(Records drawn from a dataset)
※ ※ ※
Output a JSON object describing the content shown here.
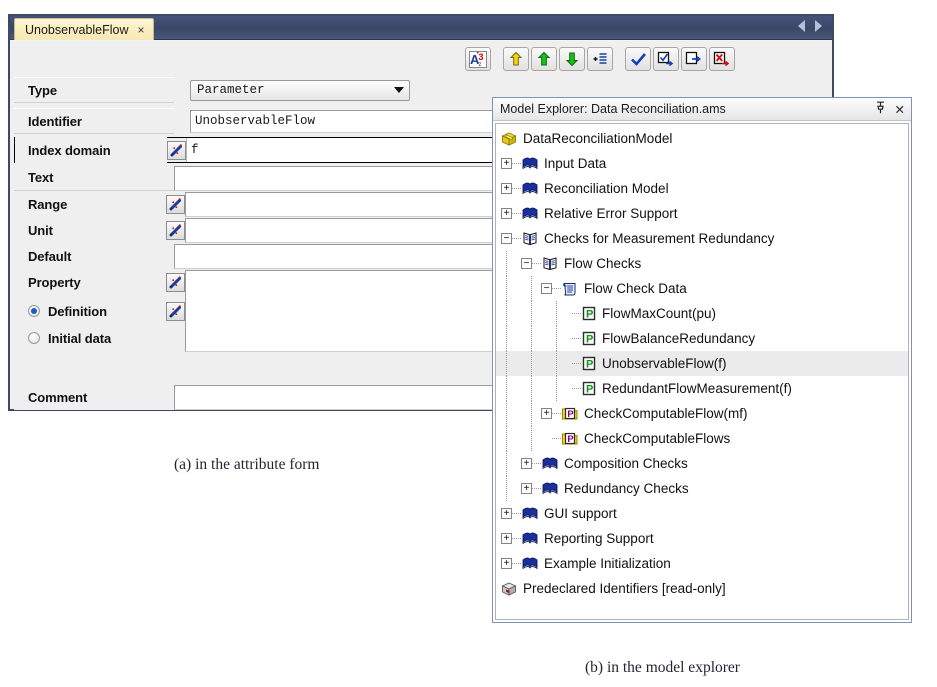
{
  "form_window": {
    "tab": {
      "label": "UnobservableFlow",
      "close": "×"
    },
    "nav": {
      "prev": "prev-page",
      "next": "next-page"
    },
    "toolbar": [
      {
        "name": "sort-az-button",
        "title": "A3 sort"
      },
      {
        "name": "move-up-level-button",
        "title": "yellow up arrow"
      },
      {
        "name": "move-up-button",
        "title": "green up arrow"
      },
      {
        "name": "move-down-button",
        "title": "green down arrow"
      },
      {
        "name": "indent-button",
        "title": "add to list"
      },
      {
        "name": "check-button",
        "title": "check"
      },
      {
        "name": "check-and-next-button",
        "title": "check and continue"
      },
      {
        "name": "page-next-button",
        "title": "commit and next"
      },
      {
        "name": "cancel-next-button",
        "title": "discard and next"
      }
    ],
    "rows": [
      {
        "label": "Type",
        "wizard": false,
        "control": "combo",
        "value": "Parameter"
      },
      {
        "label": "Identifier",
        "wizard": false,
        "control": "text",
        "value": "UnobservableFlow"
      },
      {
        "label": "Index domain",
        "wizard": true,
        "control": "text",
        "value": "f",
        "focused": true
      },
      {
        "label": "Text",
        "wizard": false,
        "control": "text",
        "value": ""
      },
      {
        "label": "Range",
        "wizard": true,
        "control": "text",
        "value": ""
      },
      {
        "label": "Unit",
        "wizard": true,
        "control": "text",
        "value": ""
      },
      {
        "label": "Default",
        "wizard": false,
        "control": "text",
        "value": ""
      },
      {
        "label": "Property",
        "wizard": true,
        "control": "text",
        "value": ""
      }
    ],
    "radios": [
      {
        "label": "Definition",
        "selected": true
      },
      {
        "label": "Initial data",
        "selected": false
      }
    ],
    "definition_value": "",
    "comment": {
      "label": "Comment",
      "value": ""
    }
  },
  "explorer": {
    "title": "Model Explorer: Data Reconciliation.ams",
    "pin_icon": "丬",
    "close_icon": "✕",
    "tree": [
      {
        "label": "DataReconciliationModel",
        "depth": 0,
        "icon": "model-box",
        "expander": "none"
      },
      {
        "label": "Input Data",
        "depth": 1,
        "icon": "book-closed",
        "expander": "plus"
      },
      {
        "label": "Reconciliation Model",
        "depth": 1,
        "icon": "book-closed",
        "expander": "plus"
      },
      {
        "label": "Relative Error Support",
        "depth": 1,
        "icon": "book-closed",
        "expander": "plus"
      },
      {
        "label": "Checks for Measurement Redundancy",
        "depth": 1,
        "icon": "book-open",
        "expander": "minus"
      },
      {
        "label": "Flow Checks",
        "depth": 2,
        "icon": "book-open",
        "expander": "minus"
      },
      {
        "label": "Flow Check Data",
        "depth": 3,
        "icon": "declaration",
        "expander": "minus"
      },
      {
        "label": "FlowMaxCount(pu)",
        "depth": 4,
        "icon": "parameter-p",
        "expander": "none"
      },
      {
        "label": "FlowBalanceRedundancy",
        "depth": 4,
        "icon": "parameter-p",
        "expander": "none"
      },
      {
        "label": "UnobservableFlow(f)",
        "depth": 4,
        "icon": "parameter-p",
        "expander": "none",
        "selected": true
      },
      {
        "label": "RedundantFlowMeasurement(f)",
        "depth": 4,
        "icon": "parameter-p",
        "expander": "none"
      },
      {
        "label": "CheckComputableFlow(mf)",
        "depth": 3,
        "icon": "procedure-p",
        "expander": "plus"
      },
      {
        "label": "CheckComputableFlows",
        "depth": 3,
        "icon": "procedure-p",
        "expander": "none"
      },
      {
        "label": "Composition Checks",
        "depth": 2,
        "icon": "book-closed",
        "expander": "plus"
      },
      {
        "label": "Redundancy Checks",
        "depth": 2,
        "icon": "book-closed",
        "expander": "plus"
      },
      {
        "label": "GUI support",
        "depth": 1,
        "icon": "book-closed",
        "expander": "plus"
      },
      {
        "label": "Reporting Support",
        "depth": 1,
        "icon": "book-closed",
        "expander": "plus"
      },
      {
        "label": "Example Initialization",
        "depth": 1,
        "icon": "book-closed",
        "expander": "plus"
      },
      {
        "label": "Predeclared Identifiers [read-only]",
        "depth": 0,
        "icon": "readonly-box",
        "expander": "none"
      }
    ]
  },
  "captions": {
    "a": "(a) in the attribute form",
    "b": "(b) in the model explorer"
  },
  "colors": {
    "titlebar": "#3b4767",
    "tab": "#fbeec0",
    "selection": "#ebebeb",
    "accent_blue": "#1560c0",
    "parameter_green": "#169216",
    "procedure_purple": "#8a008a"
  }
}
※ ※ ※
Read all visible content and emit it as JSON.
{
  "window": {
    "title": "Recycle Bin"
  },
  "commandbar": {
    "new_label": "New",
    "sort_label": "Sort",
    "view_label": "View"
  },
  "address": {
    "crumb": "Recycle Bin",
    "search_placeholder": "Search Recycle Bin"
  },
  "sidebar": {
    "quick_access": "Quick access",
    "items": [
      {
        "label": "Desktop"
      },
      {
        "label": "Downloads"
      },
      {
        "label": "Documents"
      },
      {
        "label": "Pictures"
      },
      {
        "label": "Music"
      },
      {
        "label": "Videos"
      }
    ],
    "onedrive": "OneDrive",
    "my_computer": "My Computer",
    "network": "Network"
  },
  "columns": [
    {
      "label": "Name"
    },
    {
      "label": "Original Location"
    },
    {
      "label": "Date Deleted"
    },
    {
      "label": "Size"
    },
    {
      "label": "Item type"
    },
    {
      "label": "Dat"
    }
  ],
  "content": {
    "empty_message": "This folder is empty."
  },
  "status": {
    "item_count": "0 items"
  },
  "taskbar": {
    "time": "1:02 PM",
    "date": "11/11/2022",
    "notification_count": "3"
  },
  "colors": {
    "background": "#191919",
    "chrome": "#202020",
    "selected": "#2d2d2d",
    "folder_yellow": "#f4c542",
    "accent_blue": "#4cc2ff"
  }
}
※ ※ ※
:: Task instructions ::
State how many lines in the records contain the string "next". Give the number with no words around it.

:: Exercise output ::
6